Records to use:
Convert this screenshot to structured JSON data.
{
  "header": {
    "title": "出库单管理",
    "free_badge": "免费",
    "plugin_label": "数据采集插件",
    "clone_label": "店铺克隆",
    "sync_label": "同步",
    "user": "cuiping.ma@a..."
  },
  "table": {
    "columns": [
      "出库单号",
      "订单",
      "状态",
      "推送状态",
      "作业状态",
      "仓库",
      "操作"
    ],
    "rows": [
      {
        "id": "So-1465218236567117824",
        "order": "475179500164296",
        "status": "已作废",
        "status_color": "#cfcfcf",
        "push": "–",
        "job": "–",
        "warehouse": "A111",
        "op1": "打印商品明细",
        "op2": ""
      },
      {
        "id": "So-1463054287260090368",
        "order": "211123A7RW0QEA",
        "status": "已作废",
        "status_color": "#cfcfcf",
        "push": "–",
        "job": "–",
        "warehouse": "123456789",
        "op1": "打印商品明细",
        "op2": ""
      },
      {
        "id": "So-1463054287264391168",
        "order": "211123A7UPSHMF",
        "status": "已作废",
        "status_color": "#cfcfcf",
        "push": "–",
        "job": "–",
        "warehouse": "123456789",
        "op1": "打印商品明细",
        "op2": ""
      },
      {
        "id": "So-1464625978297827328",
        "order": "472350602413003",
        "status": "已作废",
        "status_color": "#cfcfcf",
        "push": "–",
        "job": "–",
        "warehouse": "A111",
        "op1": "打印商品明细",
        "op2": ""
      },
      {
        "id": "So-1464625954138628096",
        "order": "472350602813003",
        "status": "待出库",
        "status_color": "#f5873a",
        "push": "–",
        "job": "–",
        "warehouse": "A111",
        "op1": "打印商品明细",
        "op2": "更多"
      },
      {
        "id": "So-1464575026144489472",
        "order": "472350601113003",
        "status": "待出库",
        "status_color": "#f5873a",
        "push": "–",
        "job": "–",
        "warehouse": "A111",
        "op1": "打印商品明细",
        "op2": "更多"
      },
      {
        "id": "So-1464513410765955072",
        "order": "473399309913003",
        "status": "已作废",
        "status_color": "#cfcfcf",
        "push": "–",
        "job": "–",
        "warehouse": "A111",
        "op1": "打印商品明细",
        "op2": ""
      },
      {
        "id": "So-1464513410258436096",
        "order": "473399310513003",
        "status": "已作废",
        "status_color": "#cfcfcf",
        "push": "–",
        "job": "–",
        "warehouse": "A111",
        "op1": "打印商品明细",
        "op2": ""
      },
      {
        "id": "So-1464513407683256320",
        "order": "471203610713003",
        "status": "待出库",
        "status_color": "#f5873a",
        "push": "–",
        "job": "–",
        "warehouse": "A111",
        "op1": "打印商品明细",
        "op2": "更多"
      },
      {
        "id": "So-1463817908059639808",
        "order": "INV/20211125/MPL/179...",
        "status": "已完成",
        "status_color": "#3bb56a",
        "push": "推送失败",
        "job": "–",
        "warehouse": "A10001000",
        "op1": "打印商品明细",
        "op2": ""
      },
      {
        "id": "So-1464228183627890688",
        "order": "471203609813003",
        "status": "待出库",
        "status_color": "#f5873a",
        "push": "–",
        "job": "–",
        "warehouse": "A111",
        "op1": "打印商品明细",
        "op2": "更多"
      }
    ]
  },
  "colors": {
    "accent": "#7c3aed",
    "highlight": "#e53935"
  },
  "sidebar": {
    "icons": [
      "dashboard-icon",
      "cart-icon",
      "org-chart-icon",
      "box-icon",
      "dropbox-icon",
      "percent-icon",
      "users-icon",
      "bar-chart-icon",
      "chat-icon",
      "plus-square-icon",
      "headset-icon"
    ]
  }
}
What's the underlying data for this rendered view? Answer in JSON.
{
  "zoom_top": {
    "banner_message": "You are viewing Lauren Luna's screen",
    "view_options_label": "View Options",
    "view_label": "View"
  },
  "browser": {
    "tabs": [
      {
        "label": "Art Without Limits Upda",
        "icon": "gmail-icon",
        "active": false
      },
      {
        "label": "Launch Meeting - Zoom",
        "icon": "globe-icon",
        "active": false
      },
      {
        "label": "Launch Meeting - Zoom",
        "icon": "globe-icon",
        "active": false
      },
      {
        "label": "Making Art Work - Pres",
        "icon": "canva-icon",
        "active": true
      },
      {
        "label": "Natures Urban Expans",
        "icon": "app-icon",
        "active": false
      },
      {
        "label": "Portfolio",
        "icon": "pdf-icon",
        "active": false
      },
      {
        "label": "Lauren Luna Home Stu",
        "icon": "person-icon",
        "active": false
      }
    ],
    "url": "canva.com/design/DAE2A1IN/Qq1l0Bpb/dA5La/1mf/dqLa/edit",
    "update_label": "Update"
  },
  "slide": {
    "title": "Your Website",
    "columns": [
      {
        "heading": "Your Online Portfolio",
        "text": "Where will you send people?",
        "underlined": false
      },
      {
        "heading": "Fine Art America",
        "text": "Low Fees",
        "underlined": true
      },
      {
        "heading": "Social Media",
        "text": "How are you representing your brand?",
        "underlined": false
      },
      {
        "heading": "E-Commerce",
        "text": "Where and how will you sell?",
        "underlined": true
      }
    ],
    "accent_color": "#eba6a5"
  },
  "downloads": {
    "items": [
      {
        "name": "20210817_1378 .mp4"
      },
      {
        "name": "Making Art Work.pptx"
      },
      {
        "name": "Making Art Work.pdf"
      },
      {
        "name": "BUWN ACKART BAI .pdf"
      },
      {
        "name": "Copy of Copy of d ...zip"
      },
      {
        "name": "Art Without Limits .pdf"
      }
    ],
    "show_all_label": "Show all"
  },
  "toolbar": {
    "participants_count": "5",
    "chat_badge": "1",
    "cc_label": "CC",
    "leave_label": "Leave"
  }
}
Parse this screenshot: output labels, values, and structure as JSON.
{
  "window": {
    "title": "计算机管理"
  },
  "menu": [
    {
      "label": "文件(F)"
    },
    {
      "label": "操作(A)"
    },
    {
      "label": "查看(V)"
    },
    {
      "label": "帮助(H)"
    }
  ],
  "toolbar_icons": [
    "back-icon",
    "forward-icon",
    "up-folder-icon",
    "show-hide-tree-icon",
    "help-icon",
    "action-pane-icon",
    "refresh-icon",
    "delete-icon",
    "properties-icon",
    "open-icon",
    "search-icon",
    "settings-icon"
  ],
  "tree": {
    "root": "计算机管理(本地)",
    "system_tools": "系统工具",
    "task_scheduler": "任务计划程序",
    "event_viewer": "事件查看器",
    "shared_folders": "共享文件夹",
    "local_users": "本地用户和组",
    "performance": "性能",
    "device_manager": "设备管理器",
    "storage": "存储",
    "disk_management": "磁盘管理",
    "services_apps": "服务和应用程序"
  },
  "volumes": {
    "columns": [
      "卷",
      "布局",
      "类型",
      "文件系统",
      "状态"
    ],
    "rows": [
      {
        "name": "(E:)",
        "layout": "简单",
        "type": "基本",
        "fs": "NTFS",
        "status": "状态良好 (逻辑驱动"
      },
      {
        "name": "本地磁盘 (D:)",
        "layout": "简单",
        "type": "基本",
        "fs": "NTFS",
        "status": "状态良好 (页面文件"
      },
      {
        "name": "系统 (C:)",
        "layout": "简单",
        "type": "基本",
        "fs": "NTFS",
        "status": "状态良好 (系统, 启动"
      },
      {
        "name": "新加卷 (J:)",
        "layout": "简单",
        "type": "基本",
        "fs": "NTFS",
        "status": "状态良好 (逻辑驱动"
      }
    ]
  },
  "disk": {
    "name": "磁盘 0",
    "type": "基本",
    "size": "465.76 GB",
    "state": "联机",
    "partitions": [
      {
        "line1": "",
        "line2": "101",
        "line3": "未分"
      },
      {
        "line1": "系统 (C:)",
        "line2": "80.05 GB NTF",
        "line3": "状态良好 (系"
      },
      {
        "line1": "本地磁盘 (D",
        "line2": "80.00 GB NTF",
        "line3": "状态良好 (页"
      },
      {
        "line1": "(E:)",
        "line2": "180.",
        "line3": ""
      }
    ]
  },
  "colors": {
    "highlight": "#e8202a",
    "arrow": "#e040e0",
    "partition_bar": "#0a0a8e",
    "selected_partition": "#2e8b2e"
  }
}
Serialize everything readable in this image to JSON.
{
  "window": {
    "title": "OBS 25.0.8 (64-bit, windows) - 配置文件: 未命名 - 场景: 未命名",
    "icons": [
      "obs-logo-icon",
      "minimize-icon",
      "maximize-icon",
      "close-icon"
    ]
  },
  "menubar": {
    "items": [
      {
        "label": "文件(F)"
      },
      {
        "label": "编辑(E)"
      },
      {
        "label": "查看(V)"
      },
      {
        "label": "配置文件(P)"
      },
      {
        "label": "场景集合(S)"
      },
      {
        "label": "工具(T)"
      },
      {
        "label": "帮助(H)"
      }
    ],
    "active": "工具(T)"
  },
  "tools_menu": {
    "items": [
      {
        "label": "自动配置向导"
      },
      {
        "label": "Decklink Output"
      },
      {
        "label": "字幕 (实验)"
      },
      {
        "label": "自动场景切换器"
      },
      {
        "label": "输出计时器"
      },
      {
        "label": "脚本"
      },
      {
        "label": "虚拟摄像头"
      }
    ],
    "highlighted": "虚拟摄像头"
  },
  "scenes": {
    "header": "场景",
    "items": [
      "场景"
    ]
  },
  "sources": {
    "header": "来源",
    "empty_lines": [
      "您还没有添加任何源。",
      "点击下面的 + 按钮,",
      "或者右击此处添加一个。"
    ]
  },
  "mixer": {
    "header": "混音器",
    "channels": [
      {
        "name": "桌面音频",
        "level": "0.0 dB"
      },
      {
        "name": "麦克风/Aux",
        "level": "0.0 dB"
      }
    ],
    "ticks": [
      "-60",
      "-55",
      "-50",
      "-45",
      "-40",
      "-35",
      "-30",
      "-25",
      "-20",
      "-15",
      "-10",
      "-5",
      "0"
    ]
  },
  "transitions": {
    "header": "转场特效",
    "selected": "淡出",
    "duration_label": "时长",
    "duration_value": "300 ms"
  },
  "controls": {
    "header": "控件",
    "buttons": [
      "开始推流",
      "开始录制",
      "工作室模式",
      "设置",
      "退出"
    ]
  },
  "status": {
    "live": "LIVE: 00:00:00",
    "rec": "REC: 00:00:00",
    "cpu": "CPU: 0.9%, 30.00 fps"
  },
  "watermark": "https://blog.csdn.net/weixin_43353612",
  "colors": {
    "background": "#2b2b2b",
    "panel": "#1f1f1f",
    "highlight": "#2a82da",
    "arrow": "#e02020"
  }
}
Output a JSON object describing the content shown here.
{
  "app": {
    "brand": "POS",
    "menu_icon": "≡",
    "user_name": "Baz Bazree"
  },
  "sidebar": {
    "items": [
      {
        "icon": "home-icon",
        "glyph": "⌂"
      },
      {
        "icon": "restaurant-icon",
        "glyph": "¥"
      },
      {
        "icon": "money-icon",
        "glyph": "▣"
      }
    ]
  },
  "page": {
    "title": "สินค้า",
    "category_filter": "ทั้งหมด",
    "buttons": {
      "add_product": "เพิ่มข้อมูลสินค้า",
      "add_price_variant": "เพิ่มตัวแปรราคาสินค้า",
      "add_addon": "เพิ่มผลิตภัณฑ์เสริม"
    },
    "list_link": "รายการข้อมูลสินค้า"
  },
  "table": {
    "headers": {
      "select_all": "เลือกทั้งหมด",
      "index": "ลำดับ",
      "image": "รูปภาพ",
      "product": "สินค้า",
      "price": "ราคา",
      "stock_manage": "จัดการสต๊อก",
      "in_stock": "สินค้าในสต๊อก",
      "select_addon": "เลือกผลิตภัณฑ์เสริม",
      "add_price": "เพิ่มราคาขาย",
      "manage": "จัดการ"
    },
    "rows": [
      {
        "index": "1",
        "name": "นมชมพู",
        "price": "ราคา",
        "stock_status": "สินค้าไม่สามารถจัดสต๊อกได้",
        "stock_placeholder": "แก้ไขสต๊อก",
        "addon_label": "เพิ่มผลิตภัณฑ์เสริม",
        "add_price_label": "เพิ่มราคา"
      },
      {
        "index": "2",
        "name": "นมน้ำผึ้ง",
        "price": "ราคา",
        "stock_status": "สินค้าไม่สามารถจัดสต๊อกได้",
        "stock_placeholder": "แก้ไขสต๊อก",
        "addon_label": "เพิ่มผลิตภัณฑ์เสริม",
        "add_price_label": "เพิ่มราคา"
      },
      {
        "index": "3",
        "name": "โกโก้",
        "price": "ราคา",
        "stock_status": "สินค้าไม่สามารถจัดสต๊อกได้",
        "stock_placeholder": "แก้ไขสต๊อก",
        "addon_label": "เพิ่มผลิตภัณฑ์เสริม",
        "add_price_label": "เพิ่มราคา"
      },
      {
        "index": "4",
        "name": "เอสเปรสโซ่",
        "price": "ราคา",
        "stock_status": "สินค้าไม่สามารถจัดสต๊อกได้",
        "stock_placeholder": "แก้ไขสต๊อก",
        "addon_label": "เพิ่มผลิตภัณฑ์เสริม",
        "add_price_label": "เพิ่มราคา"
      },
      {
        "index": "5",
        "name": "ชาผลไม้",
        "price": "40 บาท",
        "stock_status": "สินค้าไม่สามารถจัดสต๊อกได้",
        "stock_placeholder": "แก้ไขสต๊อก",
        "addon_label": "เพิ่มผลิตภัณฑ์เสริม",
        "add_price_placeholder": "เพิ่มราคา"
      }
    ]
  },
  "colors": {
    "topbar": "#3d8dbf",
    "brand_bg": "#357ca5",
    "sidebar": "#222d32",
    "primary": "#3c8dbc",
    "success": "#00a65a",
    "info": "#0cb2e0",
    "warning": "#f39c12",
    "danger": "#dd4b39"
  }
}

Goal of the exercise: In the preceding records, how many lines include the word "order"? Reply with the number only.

Response area: 11